» What this task involves: Should the word "title" occur in a line of the records, copy that line.

» Records for processing:
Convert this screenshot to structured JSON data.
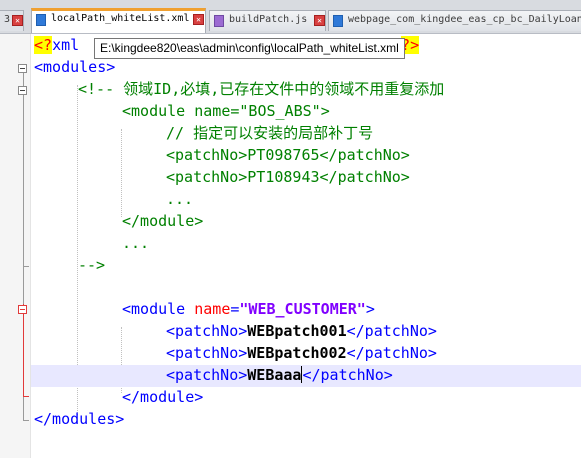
{
  "tabs": [
    {
      "label": "localPath_whiteList.xml",
      "active": true
    },
    {
      "label": "buildPatch.js",
      "active": false
    },
    {
      "label": "webpage_com_kingdee_eas_cp_bc_DailyLoan",
      "active": false
    }
  ],
  "left_tab_fragment": "3",
  "tooltip": "E:\\kingdee820\\eas\\admin\\config\\localPath_whiteList.xml",
  "editor": {
    "lines": {
      "l1_pi_open": "<?",
      "l1_xml": "xml",
      "l1_pi_close": "?>",
      "l2": "<modules>",
      "l3": "<!-- 领域ID,必填,已存在文件中的领域不用重复添加",
      "l4_tag": "<module ",
      "l4_attr": "name=",
      "l4_val": "\"BOS_ABS\"",
      "l4_end": ">",
      "l5": "// 指定可以安装的局部补丁号",
      "l6": "<patchNo>PT098765</patchNo>",
      "l7": "<patchNo>PT108943</patchNo>",
      "l8": "...",
      "l9": "</module>",
      "l10": "...",
      "l11": "-->",
      "l13_tag": "<module ",
      "l13_attr": "name",
      "l13_eq": "=",
      "l13_val": "\"WEB_CUSTOMER\"",
      "l13_end": ">",
      "l14_open": "<patchNo>",
      "l14_text": "WEBpatch001",
      "l14_close": "</patchNo>",
      "l15_open": "<patchNo>",
      "l15_text": "WEBpatch002",
      "l15_close": "</patchNo>",
      "l16_open": "<patchNo>",
      "l16_text": "WEBaaa",
      "l16_close": "</patchNo>",
      "l17": "</module>",
      "l18": "</modules>"
    },
    "colors": {
      "tag": "#0000ff",
      "attribute": "#ff0000",
      "attribute_value": "#8000ff",
      "comment": "#008000",
      "text": "#000000",
      "pi_highlight": "#ffff00",
      "current_line": "#e8e8ff"
    }
  }
}
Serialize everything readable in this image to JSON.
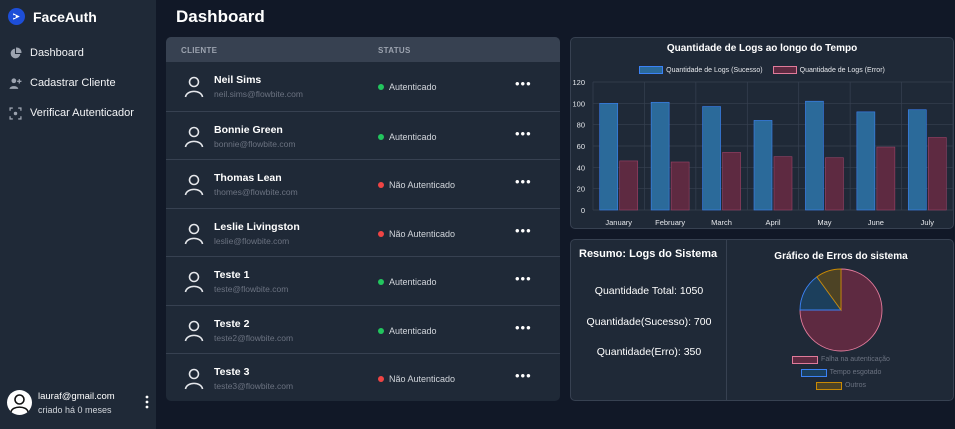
{
  "app": {
    "name": "FaceAuth"
  },
  "nav": [
    {
      "label": "Dashboard",
      "icon": "pie-chart-icon"
    },
    {
      "label": "Cadastrar Cliente",
      "icon": "add-user-icon"
    },
    {
      "label": "Verificar Autenticador",
      "icon": "face-scan-icon"
    }
  ],
  "user": {
    "email": "lauraf@gmail.com",
    "created": "criado há 0 meses"
  },
  "page": {
    "title": "Dashboard"
  },
  "table": {
    "headers": {
      "client": "CLIENTE",
      "status": "STATUS"
    },
    "rows": [
      {
        "name": "Neil Sims",
        "email": "neil.sims@flowbite.com",
        "status": "Autenticado",
        "ok": true
      },
      {
        "name": "Bonnie Green",
        "email": "bonnie@flowbite.com",
        "status": "Autenticado",
        "ok": true
      },
      {
        "name": "Thomas Lean",
        "email": "thomes@flowbite.com",
        "status": "Não Autenticado",
        "ok": false
      },
      {
        "name": "Leslie Livingston",
        "email": "leslie@flowbite.com",
        "status": "Não Autenticado",
        "ok": false
      },
      {
        "name": "Teste 1",
        "email": "teste@flowbite.com",
        "status": "Autenticado",
        "ok": true
      },
      {
        "name": "Teste 2",
        "email": "teste2@flowbite.com",
        "status": "Autenticado",
        "ok": true
      },
      {
        "name": "Teste 3",
        "email": "teste3@flowbite.com",
        "status": "Não Autenticado",
        "ok": false
      }
    ],
    "more_label": "•••"
  },
  "colors": {
    "success": "#22c55e",
    "error": "#ef4444",
    "bar_success": "#2b6a9a",
    "bar_error": "#5e2a41"
  },
  "summary": {
    "title": "Resumo: Logs do Sistema",
    "total": "Quantidade Total: 1050",
    "success": "Quantidade(Sucesso): 700",
    "error": "Quantidade(Erro): 350"
  },
  "chart_data": [
    {
      "type": "bar",
      "title": "Quantidade de Logs ao longo do Tempo",
      "categories": [
        "January",
        "February",
        "March",
        "April",
        "May",
        "June",
        "July"
      ],
      "series": [
        {
          "name": "Quantidade de Logs (Sucesso)",
          "values": [
            100,
            101,
            97,
            84,
            102,
            92,
            94
          ],
          "color": "#2b6a9a"
        },
        {
          "name": "Quantidade de Logs (Error)",
          "values": [
            46,
            45,
            54,
            50,
            49,
            59,
            68
          ],
          "color": "#5e2a41"
        }
      ],
      "yticks": [
        "0",
        "20",
        "40",
        "60",
        "80",
        "100",
        "120"
      ],
      "ylim": [
        0,
        120
      ],
      "grid": true,
      "legend": "top"
    },
    {
      "type": "pie",
      "title": "Gráfico de Erros do sistema",
      "labels": [
        "Falha na autenticação",
        "Tempo esgotado",
        "Outros"
      ],
      "values": [
        75,
        15,
        10
      ],
      "colors": [
        "#5e2a41",
        "#1c3f5c",
        "#4d4325"
      ],
      "borders": [
        "#e07a9a",
        "#3b82f6",
        "#ca8a04"
      ],
      "legend": "bottom"
    }
  ]
}
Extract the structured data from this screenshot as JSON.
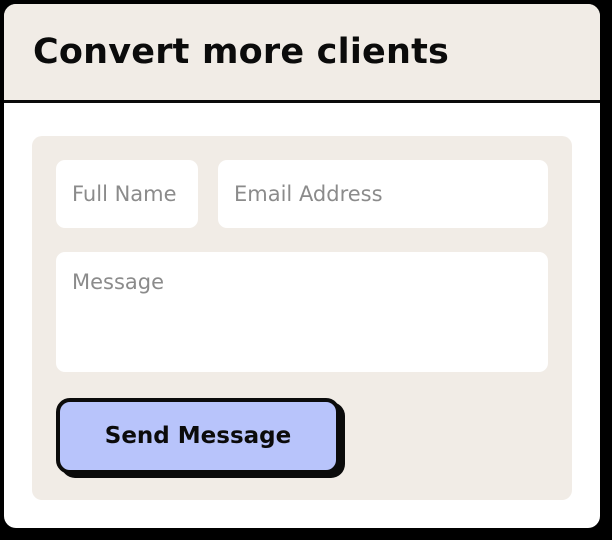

» Reply:
    "title": "Dashboard"
    "title": "Resumo: Logs do Sistema",
      "title": "Quantidade de Logs ao longo do Tempo",
      "title": "Gráfico de Erros do sistema",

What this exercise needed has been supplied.